Thirty patients attend the clinic on an average each day, paying 10,000 Ugandan shillings ($3) on average to see a doctor to be diagnosed, but treatment is then free. Of the 10 sputum inductions Kizito has performed, only one was diagnosed with TB. “[But] the community we are in is so crowded,” he says. “I think we can find more numbers.”

Out of the lungs

Another factor complicating diagnosis is that while TB usually affects the lungs, children are more likely than adults to develop a form of the disease known as extra-pulmonary TB, in which other organs become infected. This can cause a diverse range of symptoms that are easily missed as being TB and are again hard to diagnose as they require biopsies or radiological scans to search for specific signs of infection.

“Around 30% of TB in children is extra-pulmonary,” says Alem. “[But] they are not infectious — they don’t have the ability to transmit to other people.” Transmission of the disease is airborne, commonly through the cough of someone infected.

This lack of infectiousness alongside the reduced infectiousness of children with the standard pulmonary form of TB has meant they have not been prioritized by public health teams, fueling a hidden epidemic not just in the urban poor in Kampala, but globally.

But things are changing.

“Of late we are prioritizing all forms of TB,” says Mugabe, who is also now coordinating national TB prevalence surveys across Uganda to get a more detailed insight into the country’s epidemic.

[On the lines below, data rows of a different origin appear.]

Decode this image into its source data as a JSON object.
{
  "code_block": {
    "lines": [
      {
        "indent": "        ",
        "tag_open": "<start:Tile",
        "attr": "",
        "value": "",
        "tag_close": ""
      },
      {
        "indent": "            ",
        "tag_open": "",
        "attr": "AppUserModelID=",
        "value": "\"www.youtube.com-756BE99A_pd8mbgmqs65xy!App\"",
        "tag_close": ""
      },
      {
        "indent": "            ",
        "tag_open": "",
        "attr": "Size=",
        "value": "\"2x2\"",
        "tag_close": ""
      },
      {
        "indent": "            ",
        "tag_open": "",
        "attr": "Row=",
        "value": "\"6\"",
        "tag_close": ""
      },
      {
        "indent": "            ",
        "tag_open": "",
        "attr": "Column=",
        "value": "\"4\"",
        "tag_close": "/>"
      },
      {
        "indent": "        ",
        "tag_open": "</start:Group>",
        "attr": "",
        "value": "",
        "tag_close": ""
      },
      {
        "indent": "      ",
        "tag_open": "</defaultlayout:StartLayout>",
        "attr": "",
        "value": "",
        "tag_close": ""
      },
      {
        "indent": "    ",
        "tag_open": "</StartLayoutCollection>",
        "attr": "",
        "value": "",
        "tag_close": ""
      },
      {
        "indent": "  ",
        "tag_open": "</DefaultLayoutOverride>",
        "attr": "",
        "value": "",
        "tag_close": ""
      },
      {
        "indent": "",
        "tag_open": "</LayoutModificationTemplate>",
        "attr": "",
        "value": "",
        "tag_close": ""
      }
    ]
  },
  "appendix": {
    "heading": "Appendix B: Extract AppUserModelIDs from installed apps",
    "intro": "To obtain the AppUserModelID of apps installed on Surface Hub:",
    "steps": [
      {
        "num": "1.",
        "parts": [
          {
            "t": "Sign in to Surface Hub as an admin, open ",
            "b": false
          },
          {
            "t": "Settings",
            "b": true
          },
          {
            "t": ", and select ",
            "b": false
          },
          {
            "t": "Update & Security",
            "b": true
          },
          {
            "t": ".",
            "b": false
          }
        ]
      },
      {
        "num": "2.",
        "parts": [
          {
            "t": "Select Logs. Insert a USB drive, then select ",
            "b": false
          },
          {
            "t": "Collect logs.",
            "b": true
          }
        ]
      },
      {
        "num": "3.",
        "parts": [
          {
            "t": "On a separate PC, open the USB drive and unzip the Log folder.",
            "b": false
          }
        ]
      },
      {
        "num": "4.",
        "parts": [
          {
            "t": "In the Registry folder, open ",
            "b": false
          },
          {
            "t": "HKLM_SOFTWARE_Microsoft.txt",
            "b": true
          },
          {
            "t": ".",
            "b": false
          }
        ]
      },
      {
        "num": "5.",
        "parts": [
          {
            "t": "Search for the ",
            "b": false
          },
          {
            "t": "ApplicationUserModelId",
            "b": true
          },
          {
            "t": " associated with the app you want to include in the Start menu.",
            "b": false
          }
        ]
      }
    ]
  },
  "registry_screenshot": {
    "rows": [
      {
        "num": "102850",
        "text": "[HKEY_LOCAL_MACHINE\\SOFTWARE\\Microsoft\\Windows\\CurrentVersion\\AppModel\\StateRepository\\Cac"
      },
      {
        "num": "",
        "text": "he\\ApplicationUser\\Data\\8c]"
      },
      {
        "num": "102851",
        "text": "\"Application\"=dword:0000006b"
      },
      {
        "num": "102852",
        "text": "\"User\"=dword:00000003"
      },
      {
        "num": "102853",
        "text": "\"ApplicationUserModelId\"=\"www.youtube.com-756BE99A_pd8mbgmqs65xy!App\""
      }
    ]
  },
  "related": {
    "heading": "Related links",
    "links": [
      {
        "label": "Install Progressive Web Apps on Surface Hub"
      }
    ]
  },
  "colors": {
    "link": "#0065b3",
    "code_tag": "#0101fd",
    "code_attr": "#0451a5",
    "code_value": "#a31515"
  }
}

This once invisible subset of the population is now entering the spotlight, in Uganda at least.

By Meera Senthilingam

for CNN


Latest News

More News